When interested in the question of what exactly is competence, having a look at the OECD definition of competence is of course a must: they describe competence as “personal attributes or underlining characteristics, which combined with technical or professional skills, enable the delivery of a role / job”. http://www.dictionary.com takes another route and defines competence as “the quality of being competent; adequacy; possession of required skill, knowledge, qualification, or capacity.
Independent of any definition – there are many more available – two rudiments seem very important:
- There are elements which need to be at disposal (either attributes, characteristics and skills, being hereditary or acquired)
- There is a context, an aim, a target which drives competence
IPMA took this into account and provides in its new Individual Competence Baseline Version 4.0 (IPMA ICB4®) a definition of individual competence: “the application of knowledge, skills and abilities in order to achieve the desired results.”
- Knowledge is the collection of information and experience that an individual possesses. For example, understanding the concept of a Gantt chart is considered knowledge.
- Skills are specific technical capabilities that enable an individual to perform a task. For example, being able to build a Gantt chart is considered a skill.
- Ability is the effective delivery of knowledge and skills in a given context.
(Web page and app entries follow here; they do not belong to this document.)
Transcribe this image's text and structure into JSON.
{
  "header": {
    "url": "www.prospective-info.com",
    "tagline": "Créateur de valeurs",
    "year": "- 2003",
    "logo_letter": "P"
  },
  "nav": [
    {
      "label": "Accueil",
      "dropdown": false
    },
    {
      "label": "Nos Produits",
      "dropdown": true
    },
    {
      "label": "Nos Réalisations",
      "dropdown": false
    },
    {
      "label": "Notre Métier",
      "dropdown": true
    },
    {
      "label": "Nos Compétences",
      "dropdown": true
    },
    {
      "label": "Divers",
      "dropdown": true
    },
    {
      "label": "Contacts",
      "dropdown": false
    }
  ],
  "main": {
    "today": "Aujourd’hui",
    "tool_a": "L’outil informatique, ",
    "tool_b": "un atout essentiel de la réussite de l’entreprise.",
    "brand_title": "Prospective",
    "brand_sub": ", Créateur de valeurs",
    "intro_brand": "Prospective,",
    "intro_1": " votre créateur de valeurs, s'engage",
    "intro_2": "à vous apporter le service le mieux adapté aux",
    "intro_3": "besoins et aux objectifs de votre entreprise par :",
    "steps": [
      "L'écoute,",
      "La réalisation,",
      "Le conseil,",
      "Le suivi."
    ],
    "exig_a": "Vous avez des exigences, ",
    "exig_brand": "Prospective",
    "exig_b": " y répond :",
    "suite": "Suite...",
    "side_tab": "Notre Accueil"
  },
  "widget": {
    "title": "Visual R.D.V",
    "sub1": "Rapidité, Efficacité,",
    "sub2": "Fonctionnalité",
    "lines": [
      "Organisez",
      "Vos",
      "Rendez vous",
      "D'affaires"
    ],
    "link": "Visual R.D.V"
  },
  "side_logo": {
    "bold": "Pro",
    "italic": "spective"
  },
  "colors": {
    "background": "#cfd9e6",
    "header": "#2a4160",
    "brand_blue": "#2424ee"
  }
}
For example, being able to devise and successfully manage a project schedule is considered ability.
But although knowledge, skills and abilities are important, they always have to be put into the very specific context – every project, every person, even every minute in a project is different. To better understand this, let’s look at a few examples: a manager might be the most successful one in a directive culture like in Germany, but may dramatically fail in an Asian type of culture. The best PERT-planner may theatrically fail applying his best-handled approach in a basic research environment. The most successful risk manager of a traditional megaproject may dramatically fail in an agile software development project. While on a specific project day the team performance might be excellent, on another day an intervention is urgently required to bring team performance back to normal.
As a consequence, IPMA has significantly enhanced in its IPMA ICB® version 4.0 all competences regarding the context – describes as the “perspective” competence area: Strategy, Governance, structures and processes, Compliance, standards and regulations, Power and interest, and Culture and values. Not taking these elements into account will let the project fail, or at least makes project live very difficult.
Furthermore, a project, programme or yet a portfolio manager has to take all these perspective elements into account to define the best approach for his or her undertaking: described as the “Design” competence. Design describes how the demands, wishes and influences of the organisation(s) are interpreted and weighed by the individual, and translated into a high-level design of the undertaking to ensure the highest probability of success. It includes all thoughts needed to think through and work needed to be executed before jumping into the new challenge.
Derived from this outer context, design drafts how resources, funds, stakeholders’ objectives, benefits and organisational change, risks and opportunities, governance, delivery, and priorities and urgency are all considered in the way the undertaking is set up and laid out in a ‘charcoal sketch’, a blueprint or an overall architecture; and how it should be managed.
Design – one important competence to improve the delivery rate of projects, to enable a world where all projects succeed.